I was very sceptical about the set at first - it is quite literally a proscenium arch underneath another proscenium arch (yeah, weird!). The smaller arch is covered in beautiful illustrations, some of which are from the original book in 1843! Within this arch is a rotating circle (à la Les Mis!) - as it rotates, it reveals a different scene - either Scrooge and Marley’s shop, Scrooge’s bedroom, Fred’s house, Scrooge’s money room, and Bob Cratchet’s house. When I first saw it I thought “oh here we go, here’s somebody trying to be clever” but actually, it was very clever an worked really well!
Jim Broadbent was absolutely born to play Scrooge. There can be no question on the matter. Every syllable in every word in every line was spot on. Bravo, sir!

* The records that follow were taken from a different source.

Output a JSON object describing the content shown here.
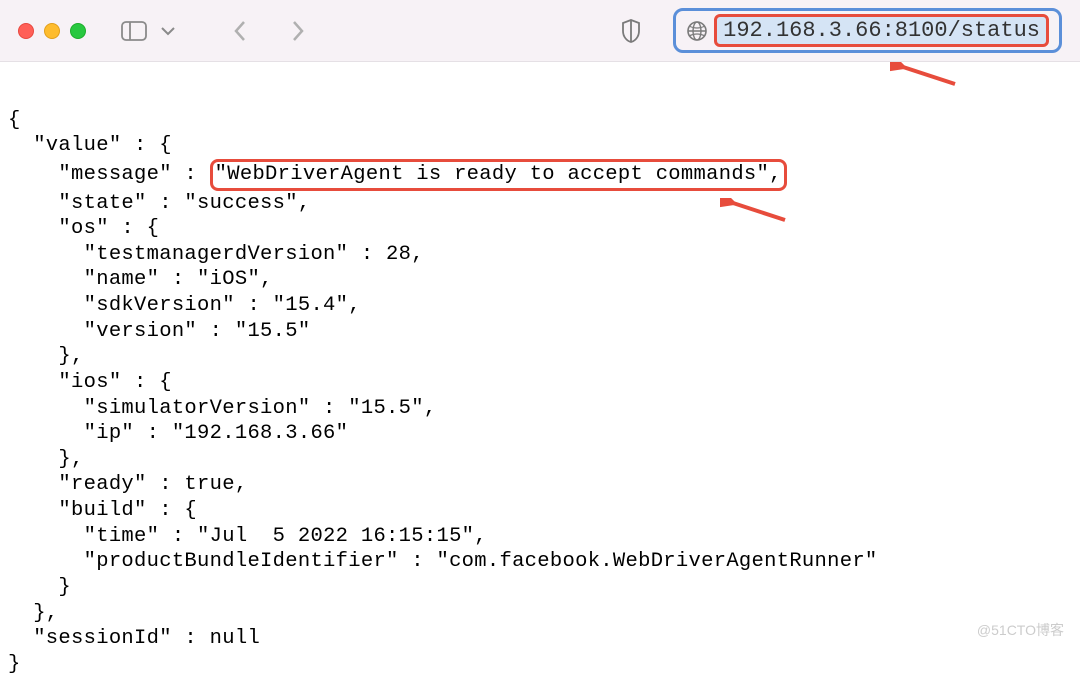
{
  "toolbar": {
    "url": "192.168.3.66:8100/status"
  },
  "json_response": {
    "value": {
      "message": "WebDriverAgent is ready to accept commands",
      "state": "success",
      "os": {
        "testmanagerdVersion": 28,
        "name": "iOS",
        "sdkVersion": "15.4",
        "version": "15.5"
      },
      "ios": {
        "simulatorVersion": "15.5",
        "ip": "192.168.3.66"
      },
      "ready": true,
      "build": {
        "time": "Jul  5 2022 16:15:15",
        "productBundleIdentifier": "com.facebook.WebDriverAgentRunner"
      }
    },
    "sessionId": null
  },
  "lines": {
    "l0": "{",
    "l1": "  \"value\" : {",
    "l2_pre": "    \"message\" : ",
    "l2_hl": "\"WebDriverAgent is ready to accept commands\",",
    "l3": "    \"state\" : \"success\",",
    "l4": "    \"os\" : {",
    "l5": "      \"testmanagerdVersion\" : 28,",
    "l6": "      \"name\" : \"iOS\",",
    "l7": "      \"sdkVersion\" : \"15.4\",",
    "l8": "      \"version\" : \"15.5\"",
    "l9": "    },",
    "l10": "    \"ios\" : {",
    "l11": "      \"simulatorVersion\" : \"15.5\",",
    "l12": "      \"ip\" : \"192.168.3.66\"",
    "l13": "    },",
    "l14": "    \"ready\" : true,",
    "l15": "    \"build\" : {",
    "l16": "      \"time\" : \"Jul  5 2022 16:15:15\",",
    "l17": "      \"productBundleIdentifier\" : \"com.facebook.WebDriverAgentRunner\"",
    "l18": "    }",
    "l19": "  },",
    "l20": "  \"sessionId\" : null",
    "l21": "}"
  },
  "watermark": "@51CTO博客"
}
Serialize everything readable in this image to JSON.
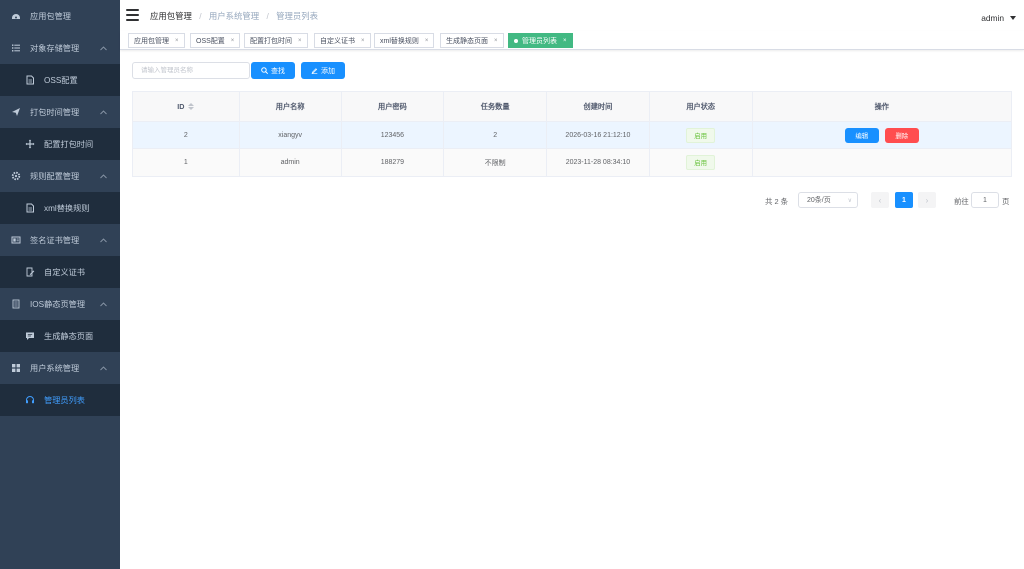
{
  "sidebar": {
    "items": [
      {
        "label": "应用包管理",
        "icon": "dashboard-icon",
        "type": "parent",
        "expandable": false
      },
      {
        "label": "对象存储管理",
        "icon": "list-icon",
        "type": "parent",
        "expandable": true
      },
      {
        "label": "OSS配置",
        "icon": "document-icon",
        "type": "child"
      },
      {
        "label": "打包时间管理",
        "icon": "paper-plane-icon",
        "type": "parent",
        "expandable": true
      },
      {
        "label": "配置打包时间",
        "icon": "move-icon",
        "type": "child"
      },
      {
        "label": "规则配置管理",
        "icon": "gear-icon",
        "type": "parent",
        "expandable": true
      },
      {
        "label": "xml替换规则",
        "icon": "document-icon",
        "type": "child"
      },
      {
        "label": "签名证书管理",
        "icon": "certificate-icon",
        "type": "parent",
        "expandable": true
      },
      {
        "label": "自定义证书",
        "icon": "edit-document-icon",
        "type": "child"
      },
      {
        "label": "IOS静态页管理",
        "icon": "page-icon",
        "type": "parent",
        "expandable": true
      },
      {
        "label": "生成静态页面",
        "icon": "message-icon",
        "type": "child"
      },
      {
        "label": "用户系统管理",
        "icon": "grid-icon",
        "type": "parent",
        "expandable": true
      },
      {
        "label": "管理员列表",
        "icon": "headset-icon",
        "type": "child",
        "active": true
      }
    ]
  },
  "header": {
    "breadcrumb": [
      "应用包管理",
      "用户系统管理",
      "管理员列表"
    ],
    "user": "admin"
  },
  "tags": [
    {
      "label": "应用包管理",
      "active": false
    },
    {
      "label": "OSS配置",
      "active": false
    },
    {
      "label": "配置打包时间",
      "active": false
    },
    {
      "label": "自定义证书",
      "active": false
    },
    {
      "label": "xml替换规则",
      "active": false
    },
    {
      "label": "生成静态页面",
      "active": false
    },
    {
      "label": "管理员列表",
      "active": true
    }
  ],
  "toolbar": {
    "search_placeholder": "请输入管理员名称",
    "search_label": "查找",
    "add_label": "添加"
  },
  "table": {
    "columns": [
      "ID",
      "用户名称",
      "用户密码",
      "任务数量",
      "创建时间",
      "用户状态",
      "操作"
    ],
    "rows": [
      {
        "id": "2",
        "username": "xiangyv",
        "password": "123456",
        "tasks": "2",
        "created": "2026-03-16 21:12:10",
        "status": "启用",
        "edit_label": "编辑",
        "delete_label": "删除"
      },
      {
        "id": "1",
        "username": "admin",
        "password": "188279",
        "tasks": "不限制",
        "created": "2023-11-28 08:34:10",
        "status": "启用"
      }
    ]
  },
  "pagination": {
    "total": "共 2 条",
    "page_size": "20条/页",
    "current_page": "1",
    "goto_label": "前往",
    "goto_value": "1",
    "goto_suffix": "页"
  },
  "colors": {
    "sidebar_bg": "#304156",
    "submenu_bg": "#1f2d3d",
    "active_text": "#409eff",
    "primary": "#1890ff",
    "danger": "#ff4d4f",
    "tag_active": "#42b983",
    "success": "#67c23a"
  }
}
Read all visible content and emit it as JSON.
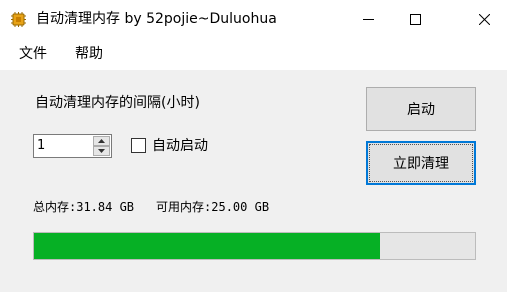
{
  "window": {
    "title": "自动清理内存 by 52pojie~Duluohua",
    "icon": "chip-app-icon"
  },
  "menu": {
    "file": "文件",
    "help": "帮助"
  },
  "settings": {
    "interval_label": "自动清理内存的间隔(小时)",
    "interval_value": "1",
    "auto_start_label": "自动启动",
    "auto_start_checked": false
  },
  "buttons": {
    "start": "启动",
    "clean_now": "立即清理"
  },
  "memory": {
    "total": "总内存:31.84 GB",
    "available": "可用内存:25.00 GB",
    "usage_fraction": 0.785,
    "bar_color": "#06b025"
  }
}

The one thing that drove me up the wall was the group of teenagers on a school trip, who were sat quite literally all around us. Obviously being a teenager myself, I wouldn’t usually have a problem with people being young, however, when you blatantly drop your empty Sprite can on the floor just before the interval, and then disappear, I immediately lose any respect I ever had for you.
A Christmas Carol closes this weekend, so if you want to see it you’d better be SUPER speedy! I would highly recommend it, if you’re in London with an evening to kill! https://www.londontheatredirect.com/play/1668/A-Christmas-Carol-tickets.aspx